The Lawyers and Solicitors who draft our Scottish clients' documents specialise in all aspects of Scottish Estate and Legacy Planning Laws
Aria Legal Ltd is a member of the Scottish Institute of Professional Will Writers. We have an office in Glasgow and our Estate Planning Consultants cover the whole of Scotland.
In England and Wales, a Will states who inherits an estate. The Testator decides who receives what according to his or her wishes.
Under Scots law however, a surviving spouse (or civil partner) and children are entitled to certain legal rights when a person dies with or without a Will. These rights are known as Legal Rights.
Legal rights are intended to reflect the view that a person should not to be able to dispose of his or her estate entirely according to individual preferences but should be bound to leave something to those with whom he or she had the closest ties.
Wills & Intestacy
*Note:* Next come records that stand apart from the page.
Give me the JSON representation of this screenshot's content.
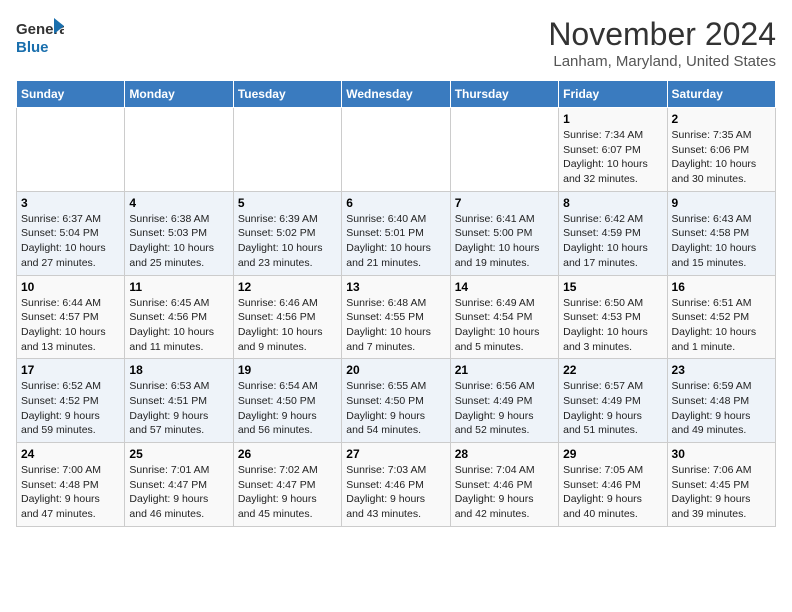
{
  "header": {
    "logo_line1": "General",
    "logo_line2": "Blue",
    "title": "November 2024",
    "subtitle": "Lanham, Maryland, United States"
  },
  "weekdays": [
    "Sunday",
    "Monday",
    "Tuesday",
    "Wednesday",
    "Thursday",
    "Friday",
    "Saturday"
  ],
  "weeks": [
    [
      {
        "day": "",
        "info": ""
      },
      {
        "day": "",
        "info": ""
      },
      {
        "day": "",
        "info": ""
      },
      {
        "day": "",
        "info": ""
      },
      {
        "day": "",
        "info": ""
      },
      {
        "day": "1",
        "info": "Sunrise: 7:34 AM\nSunset: 6:07 PM\nDaylight: 10 hours\nand 32 minutes."
      },
      {
        "day": "2",
        "info": "Sunrise: 7:35 AM\nSunset: 6:06 PM\nDaylight: 10 hours\nand 30 minutes."
      }
    ],
    [
      {
        "day": "3",
        "info": "Sunrise: 6:37 AM\nSunset: 5:04 PM\nDaylight: 10 hours\nand 27 minutes."
      },
      {
        "day": "4",
        "info": "Sunrise: 6:38 AM\nSunset: 5:03 PM\nDaylight: 10 hours\nand 25 minutes."
      },
      {
        "day": "5",
        "info": "Sunrise: 6:39 AM\nSunset: 5:02 PM\nDaylight: 10 hours\nand 23 minutes."
      },
      {
        "day": "6",
        "info": "Sunrise: 6:40 AM\nSunset: 5:01 PM\nDaylight: 10 hours\nand 21 minutes."
      },
      {
        "day": "7",
        "info": "Sunrise: 6:41 AM\nSunset: 5:00 PM\nDaylight: 10 hours\nand 19 minutes."
      },
      {
        "day": "8",
        "info": "Sunrise: 6:42 AM\nSunset: 4:59 PM\nDaylight: 10 hours\nand 17 minutes."
      },
      {
        "day": "9",
        "info": "Sunrise: 6:43 AM\nSunset: 4:58 PM\nDaylight: 10 hours\nand 15 minutes."
      }
    ],
    [
      {
        "day": "10",
        "info": "Sunrise: 6:44 AM\nSunset: 4:57 PM\nDaylight: 10 hours\nand 13 minutes."
      },
      {
        "day": "11",
        "info": "Sunrise: 6:45 AM\nSunset: 4:56 PM\nDaylight: 10 hours\nand 11 minutes."
      },
      {
        "day": "12",
        "info": "Sunrise: 6:46 AM\nSunset: 4:56 PM\nDaylight: 10 hours\nand 9 minutes."
      },
      {
        "day": "13",
        "info": "Sunrise: 6:48 AM\nSunset: 4:55 PM\nDaylight: 10 hours\nand 7 minutes."
      },
      {
        "day": "14",
        "info": "Sunrise: 6:49 AM\nSunset: 4:54 PM\nDaylight: 10 hours\nand 5 minutes."
      },
      {
        "day": "15",
        "info": "Sunrise: 6:50 AM\nSunset: 4:53 PM\nDaylight: 10 hours\nand 3 minutes."
      },
      {
        "day": "16",
        "info": "Sunrise: 6:51 AM\nSunset: 4:52 PM\nDaylight: 10 hours\nand 1 minute."
      }
    ],
    [
      {
        "day": "17",
        "info": "Sunrise: 6:52 AM\nSunset: 4:52 PM\nDaylight: 9 hours\nand 59 minutes."
      },
      {
        "day": "18",
        "info": "Sunrise: 6:53 AM\nSunset: 4:51 PM\nDaylight: 9 hours\nand 57 minutes."
      },
      {
        "day": "19",
        "info": "Sunrise: 6:54 AM\nSunset: 4:50 PM\nDaylight: 9 hours\nand 56 minutes."
      },
      {
        "day": "20",
        "info": "Sunrise: 6:55 AM\nSunset: 4:50 PM\nDaylight: 9 hours\nand 54 minutes."
      },
      {
        "day": "21",
        "info": "Sunrise: 6:56 AM\nSunset: 4:49 PM\nDaylight: 9 hours\nand 52 minutes."
      },
      {
        "day": "22",
        "info": "Sunrise: 6:57 AM\nSunset: 4:49 PM\nDaylight: 9 hours\nand 51 minutes."
      },
      {
        "day": "23",
        "info": "Sunrise: 6:59 AM\nSunset: 4:48 PM\nDaylight: 9 hours\nand 49 minutes."
      }
    ],
    [
      {
        "day": "24",
        "info": "Sunrise: 7:00 AM\nSunset: 4:48 PM\nDaylight: 9 hours\nand 47 minutes."
      },
      {
        "day": "25",
        "info": "Sunrise: 7:01 AM\nSunset: 4:47 PM\nDaylight: 9 hours\nand 46 minutes."
      },
      {
        "day": "26",
        "info": "Sunrise: 7:02 AM\nSunset: 4:47 PM\nDaylight: 9 hours\nand 45 minutes."
      },
      {
        "day": "27",
        "info": "Sunrise: 7:03 AM\nSunset: 4:46 PM\nDaylight: 9 hours\nand 43 minutes."
      },
      {
        "day": "28",
        "info": "Sunrise: 7:04 AM\nSunset: 4:46 PM\nDaylight: 9 hours\nand 42 minutes."
      },
      {
        "day": "29",
        "info": "Sunrise: 7:05 AM\nSunset: 4:46 PM\nDaylight: 9 hours\nand 40 minutes."
      },
      {
        "day": "30",
        "info": "Sunrise: 7:06 AM\nSunset: 4:45 PM\nDaylight: 9 hours\nand 39 minutes."
      }
    ]
  ]
}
Legal rights arise regardless of the terms of a person's Will. A legal rights claim is calculated as a proportion of the value of the deceased’s worldwide net moveable estate. This includes such things as money, shares, cars, furniture and jewellery.
Typically, when a deceased has left children (or descendants of children), their surviving spouse or civil partner is entitled to one-third of the deceased's worldwide net moveable estate.
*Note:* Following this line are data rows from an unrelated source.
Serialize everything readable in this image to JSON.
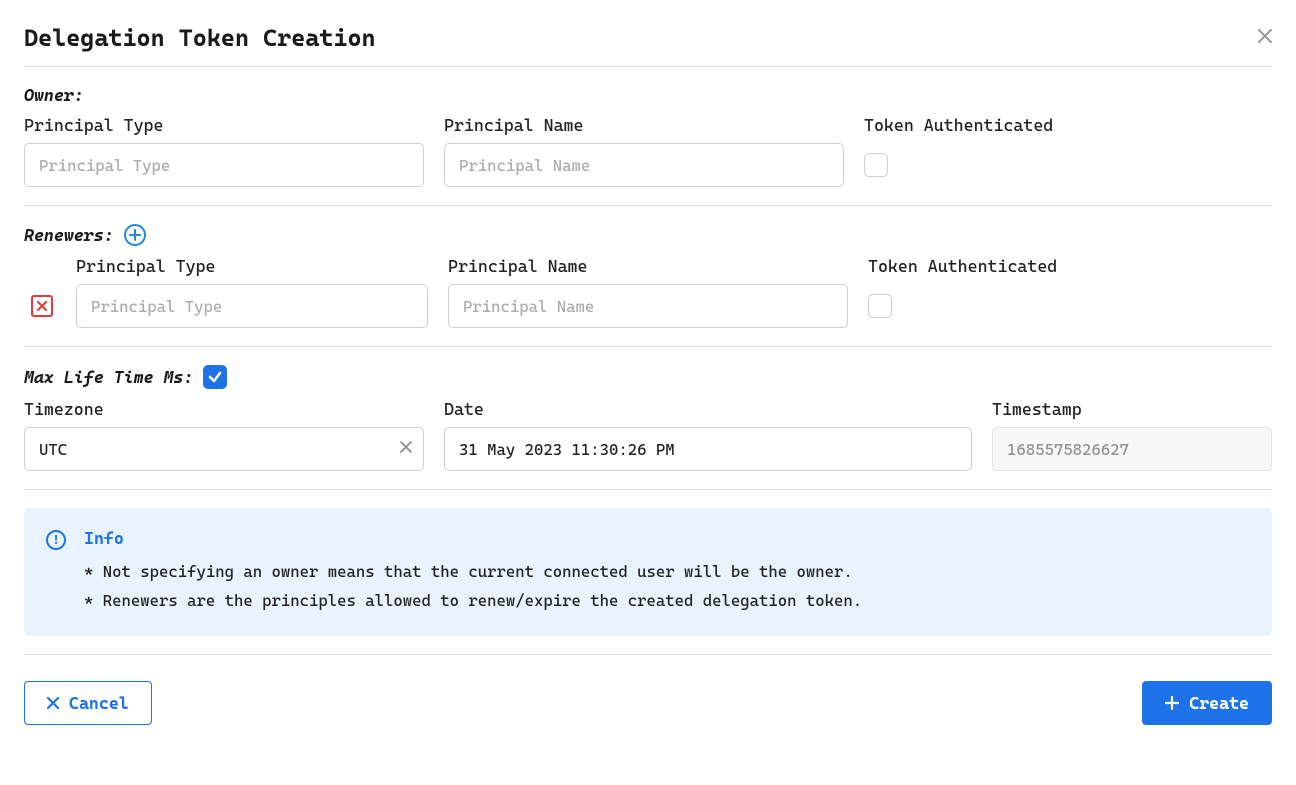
{
  "header": {
    "title": "Delegation Token Creation"
  },
  "owner": {
    "label": "Owner:",
    "principal_type_label": "Principal Type",
    "principal_type_placeholder": "Principal Type",
    "principal_type_value": "",
    "principal_name_label": "Principal Name",
    "principal_name_placeholder": "Principal Name",
    "principal_name_value": "",
    "token_auth_label": "Token Authenticated",
    "token_auth_checked": false
  },
  "renewers": {
    "label": "Renewers:",
    "items": [
      {
        "principal_type_label": "Principal Type",
        "principal_type_placeholder": "Principal Type",
        "principal_type_value": "",
        "principal_name_label": "Principal Name",
        "principal_name_placeholder": "Principal Name",
        "principal_name_value": "",
        "token_auth_label": "Token Authenticated",
        "token_auth_checked": false
      }
    ]
  },
  "maxlife": {
    "label": "Max Life Time Ms:",
    "enabled": true,
    "timezone_label": "Timezone",
    "timezone_value": "UTC",
    "date_label": "Date",
    "date_value": "31 May 2023 11:30:26 PM",
    "timestamp_label": "Timestamp",
    "timestamp_value": "1685575826627"
  },
  "info": {
    "title": "Info",
    "body": "* Not specifying an owner means that the current connected user will be the owner.\n* Renewers are the principles allowed to renew/expire the created delegation token."
  },
  "footer": {
    "cancel_label": "Cancel",
    "create_label": "Create"
  }
}
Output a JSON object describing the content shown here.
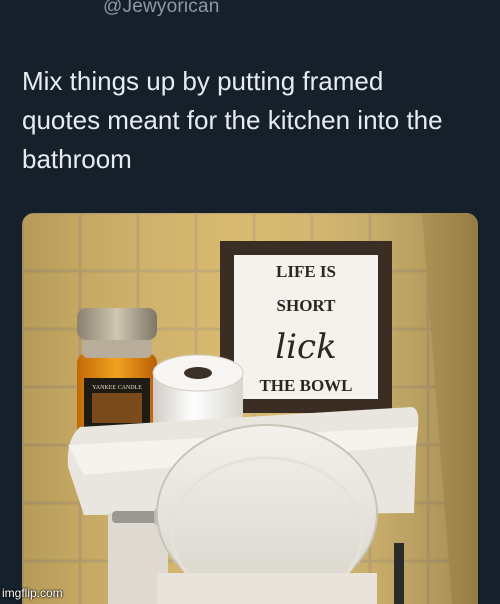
{
  "tweet": {
    "handle": "@Jewyorican",
    "text": "Mix things up by putting framed\nquotes meant for the kitchen into the\nbathroom"
  },
  "photo": {
    "sign_lines": [
      "LIFE IS",
      "SHORT",
      "lick",
      "THE BOWL"
    ],
    "candle_label": "YANKEE CANDLE",
    "colors": {
      "wall_tile": "#d2b163",
      "grout": "#c9b184",
      "frame": "#3a2d24",
      "toilet": "#e9e6df",
      "candle_wax": "#e2880f"
    }
  },
  "watermark": "imgflip.com"
}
The children are collectively also entitled to one-third or the deceased's worldwide net moveable estate.
The remaining third can be distributed according to the Will or the intestacy rules if there is no Will in place.
Careful planning, especially In case of separation or remarriage, is of paramount importance.
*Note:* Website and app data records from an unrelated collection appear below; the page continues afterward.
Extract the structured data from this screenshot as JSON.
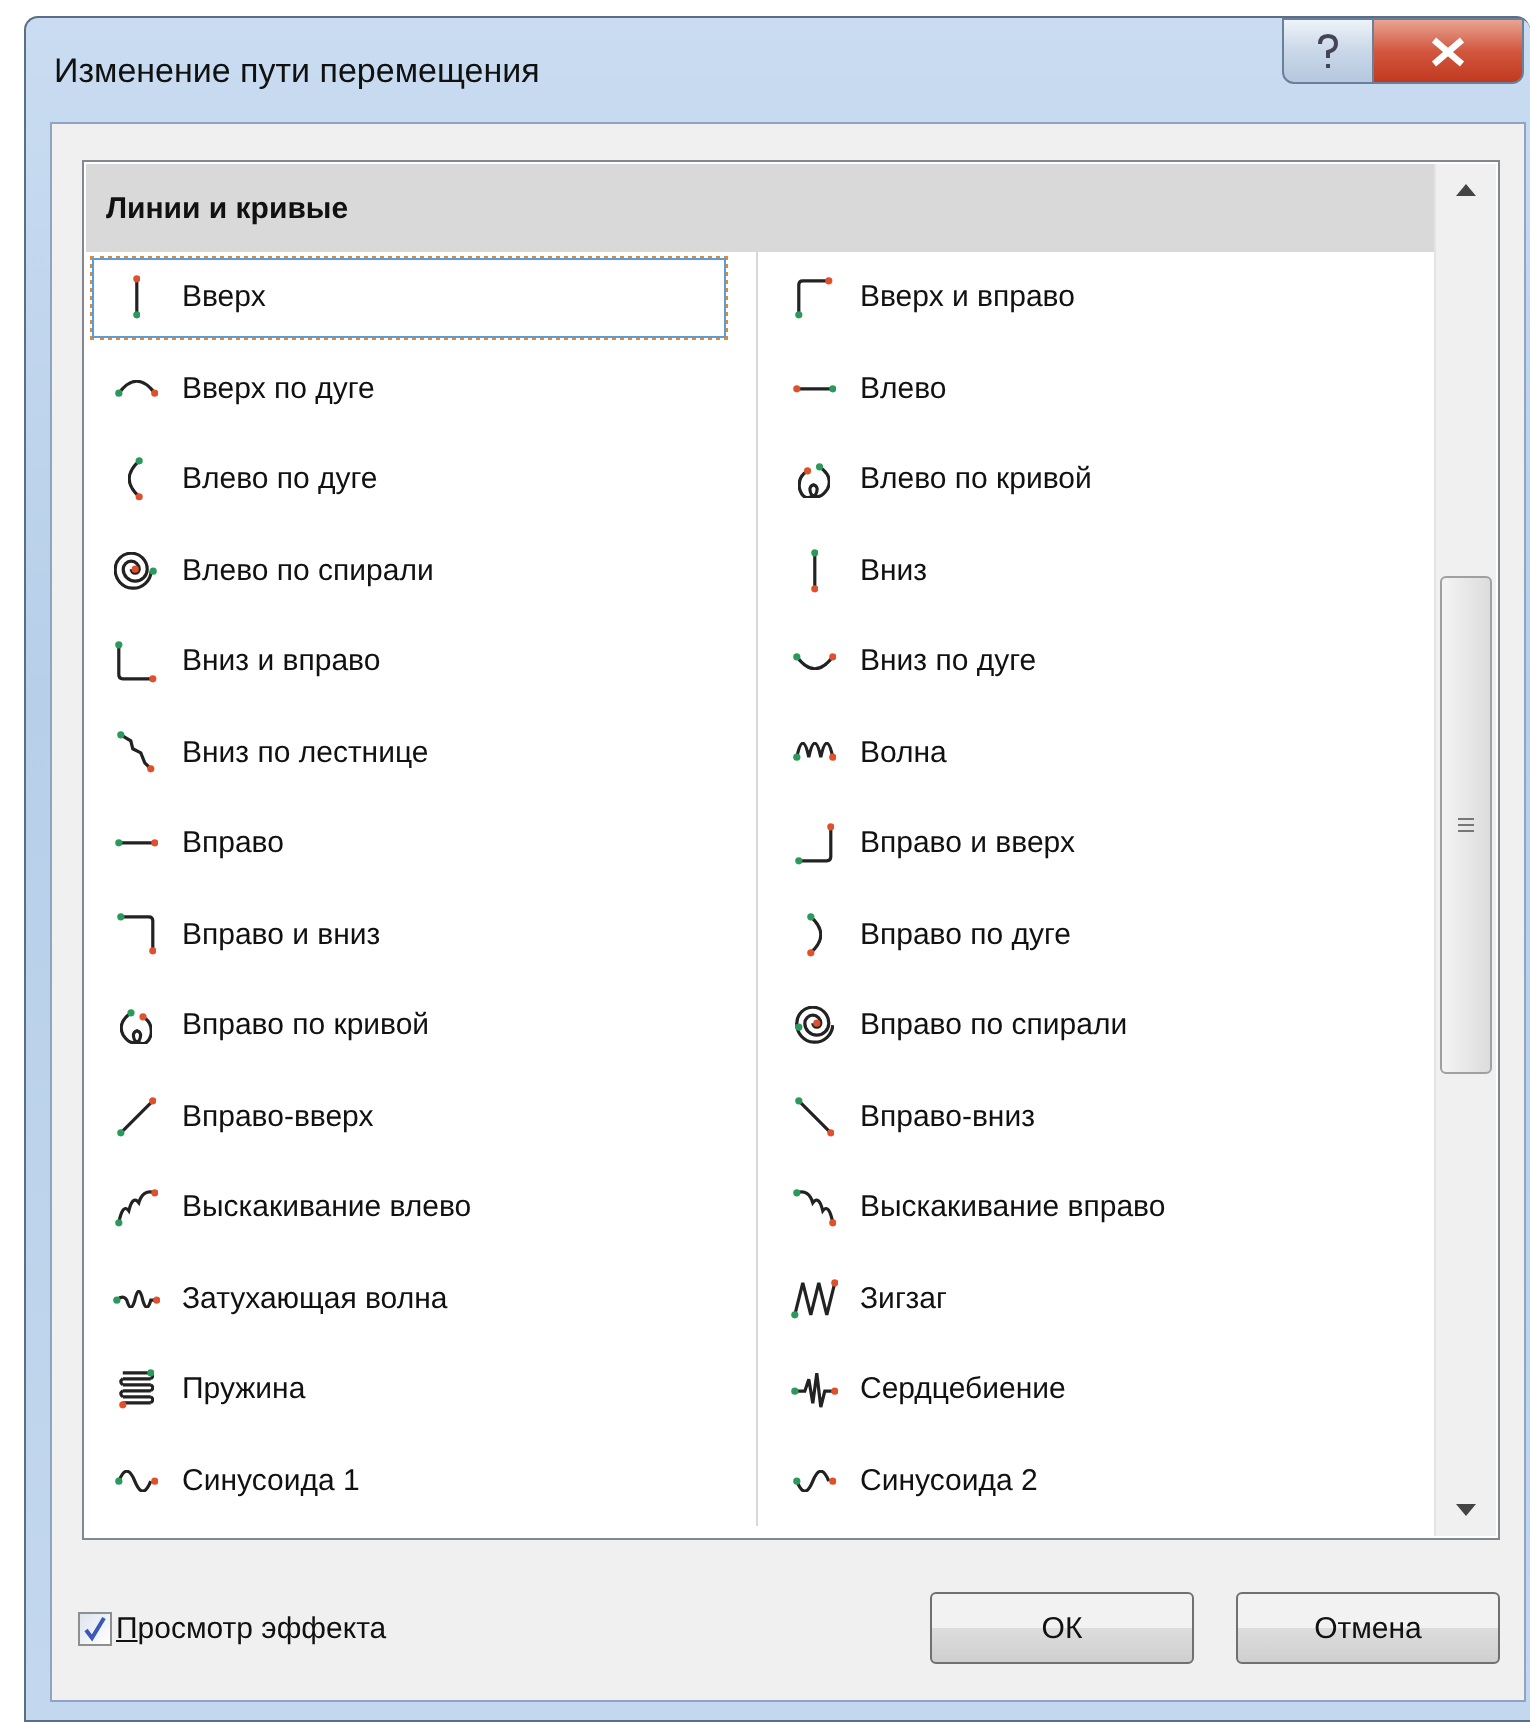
{
  "window": {
    "title": "Изменение пути перемещения"
  },
  "list": {
    "heading": "Линии и кривые",
    "items": [
      {
        "label": "Вверх",
        "selected": true
      },
      {
        "label": "Вверх и вправо",
        "selected": false
      },
      {
        "label": "Вверх по дуге",
        "selected": false
      },
      {
        "label": "Влево",
        "selected": false
      },
      {
        "label": "Влево по дуге",
        "selected": false
      },
      {
        "label": "Влево по кривой",
        "selected": false
      },
      {
        "label": "Влево по спирали",
        "selected": false
      },
      {
        "label": "Вниз",
        "selected": false
      },
      {
        "label": "Вниз и вправо",
        "selected": false
      },
      {
        "label": "Вниз по дуге",
        "selected": false
      },
      {
        "label": "Вниз по лестнице",
        "selected": false
      },
      {
        "label": "Волна",
        "selected": false
      },
      {
        "label": "Вправо",
        "selected": false
      },
      {
        "label": "Вправо и вверх",
        "selected": false
      },
      {
        "label": "Вправо и вниз",
        "selected": false
      },
      {
        "label": "Вправо по дуге",
        "selected": false
      },
      {
        "label": "Вправо по кривой",
        "selected": false
      },
      {
        "label": "Вправо по спирали",
        "selected": false
      },
      {
        "label": "Вправо-вверх",
        "selected": false
      },
      {
        "label": "Вправо-вниз",
        "selected": false
      },
      {
        "label": "Выскакивание влево",
        "selected": false
      },
      {
        "label": "Выскакивание вправо",
        "selected": false
      },
      {
        "label": "Затухающая волна",
        "selected": false
      },
      {
        "label": "Зигзаг",
        "selected": false
      },
      {
        "label": "Пружина",
        "selected": false
      },
      {
        "label": "Сердцебиение",
        "selected": false
      },
      {
        "label": "Синусоида 1",
        "selected": false
      },
      {
        "label": "Синусоида 2",
        "selected": false
      }
    ]
  },
  "preview": {
    "label": "Просмотр эффекта",
    "checked": true
  },
  "buttons": [
    "ОК",
    "Отмена"
  ]
}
Please fill out the form and a member of our team will contact you or call 0800 612 5331.
Power of attorney
Scottish Power of Attorneys allow a Granter to choose someone else to deal with third parties, such as banks or the local council, on their behalf, should they be unable to do so in the future.
In Scotland, there are three types of Power of Attorney:
Continuing Power of Attorney (CPA)
Welfare Power of Attorney (WPA)
Combined Power of Attorney, which is a combination of a CPA and WPA.
The Continuing Power of Attorney (CPA)
The Granter appoints an Attorney(s) to look after their property and financial affairs. They can choose whether a Continuing Power of Attorney takes effect straight away, or only if and when they lose capacity.
The Welfare Power of Attorney (WPA)
This Power of Attorney enables the attorney(s) to make decisions about health and welfare matters after the Granter loses capacity. These powers can include deciding where they will live and personal issues, such as medical treatment and personal care.
The power of attorney must be registered with the Office of the Public Guardian Scotland before it can be used. The Office of the Public Guardian charge a registration fee for this service.